For over a year, labor leaders and progressive bloggers (like me) in Wisconsin have been sounding the alarm about Scott Walker and his fellow Teapublicans ramming through Right to Exploit Workers - also known as Right to Work - and other policies of a plantation economic agenda.
We talked about how this plantation economic agenda stemmed from the Deep South and were based on a racist agenda.
In March of this year, an article by Roger Bybee restated these facts. Bybee, who used the term "Southern Strategies," points out five signs that Walker is using these same policies in a more subtle manner to get the same results.
The five points that Bybee outlines are:
- Anti-union laws like the Wage Theft Law are rooted in racism
- The Wage Theft Law fits in with Walker's other racialized politics
- Walker used Milwaukee - and its high black/brown majority - his fall guy
- Walker restoring Jim Crow laws in the form of voter suppression and gerrymandering
- Walker's long history of race-baiting
While the whole article is well worth the read, Bybee sums it all up very nicely:
But Walker’s turn to “dog-whistle“ politics, or the manipulation of whites’ racial resentments, is as noteworthy as it is notorious. It begins with an agenda that is hostile to government programs benefitting the poor and big government programs of any kind—except for those providing subsidies to corporations and the rich. However, there is a not-so-subtle subtext of pro-white racism.

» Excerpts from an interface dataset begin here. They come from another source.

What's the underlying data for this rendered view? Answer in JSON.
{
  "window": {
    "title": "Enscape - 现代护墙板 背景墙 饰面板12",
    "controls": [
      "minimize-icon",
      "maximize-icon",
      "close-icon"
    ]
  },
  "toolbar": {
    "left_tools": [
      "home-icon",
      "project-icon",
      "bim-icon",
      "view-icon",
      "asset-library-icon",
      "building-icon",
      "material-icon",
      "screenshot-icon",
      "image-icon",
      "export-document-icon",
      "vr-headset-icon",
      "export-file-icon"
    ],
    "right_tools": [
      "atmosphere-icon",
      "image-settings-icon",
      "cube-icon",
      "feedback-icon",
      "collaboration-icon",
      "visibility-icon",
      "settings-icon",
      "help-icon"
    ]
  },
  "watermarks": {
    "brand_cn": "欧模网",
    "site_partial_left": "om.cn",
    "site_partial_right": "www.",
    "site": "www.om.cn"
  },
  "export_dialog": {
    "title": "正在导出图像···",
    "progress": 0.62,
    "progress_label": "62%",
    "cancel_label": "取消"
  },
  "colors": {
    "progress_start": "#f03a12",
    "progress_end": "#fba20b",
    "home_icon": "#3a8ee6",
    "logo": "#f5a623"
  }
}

There are many dots that connect this ugly picture: Walker’s war against labor and support for “right-to-work” laws despite their racist legacy and present-day impacts; his willingness to use Willie Horton-style ads which stoke white fears of blacks; his support for restricting the right of blacks and Latinos; his institutional ties to long-standing institution like the Bradley which are tacitly approving of white supremacy; his links to media personalities who thrive on feeding racism; and his policies punishing urban citizens, especially people of color.
Essentially, Walker embodies the lessons outlined by the late Lee Atwater, the ruthless Republican strategist. In a remarkably frank interview, Atwater once described the evolution of conservative politics and the “Southern strategy”: “You start out in 1954 by saying, ‘nigger, nigger, nigger.’ By 1968 you can’t say nigger—that hurts you, backfires. So you say stuff like, uh, forced busing, states’ rights and all that stuff, and you’re getting so abstract. Now, you’re talking about cutting taxes, and all these things you’re talking about are totally economic things and a byproduct of them is, blacks get hurt worse than whites… .’We want to cut this,’ is much more abstract than even the busing thing, uh, and a hell of a lot more abstract than ‘nigger, nigger.’”
Walker, in governing Wisconsin and running for president, is showing himself to be a consummate practitioner of the Southern strategy long advocated by Atwater and warned about by the liberal Thomas Edsall. The overt racism is scrapped on the surface, but the core of the ever-congenial Walker’s policies is profoundly hostile to people of color and to social justice.
I would only add that if the gentle reader had any doubts about Walker's inherent racism one does not have to look hard or long to find more examples
As Milwaukee County Executive, he treated the county's parks with obvious disparity, favoring the parks in the white and more affluent areas. As governor, it became even more apparent with his cuts to social safety nets such as BadgerCare and food stamps.
The results make things even more obvious, with such shameful things as Wisconsin having the highest incarceration rates for black men and Milwaukee being the most racially segregated area in the nation.
And don't even get me going on the racism that runs rampant with both Walker's campaign and government staff.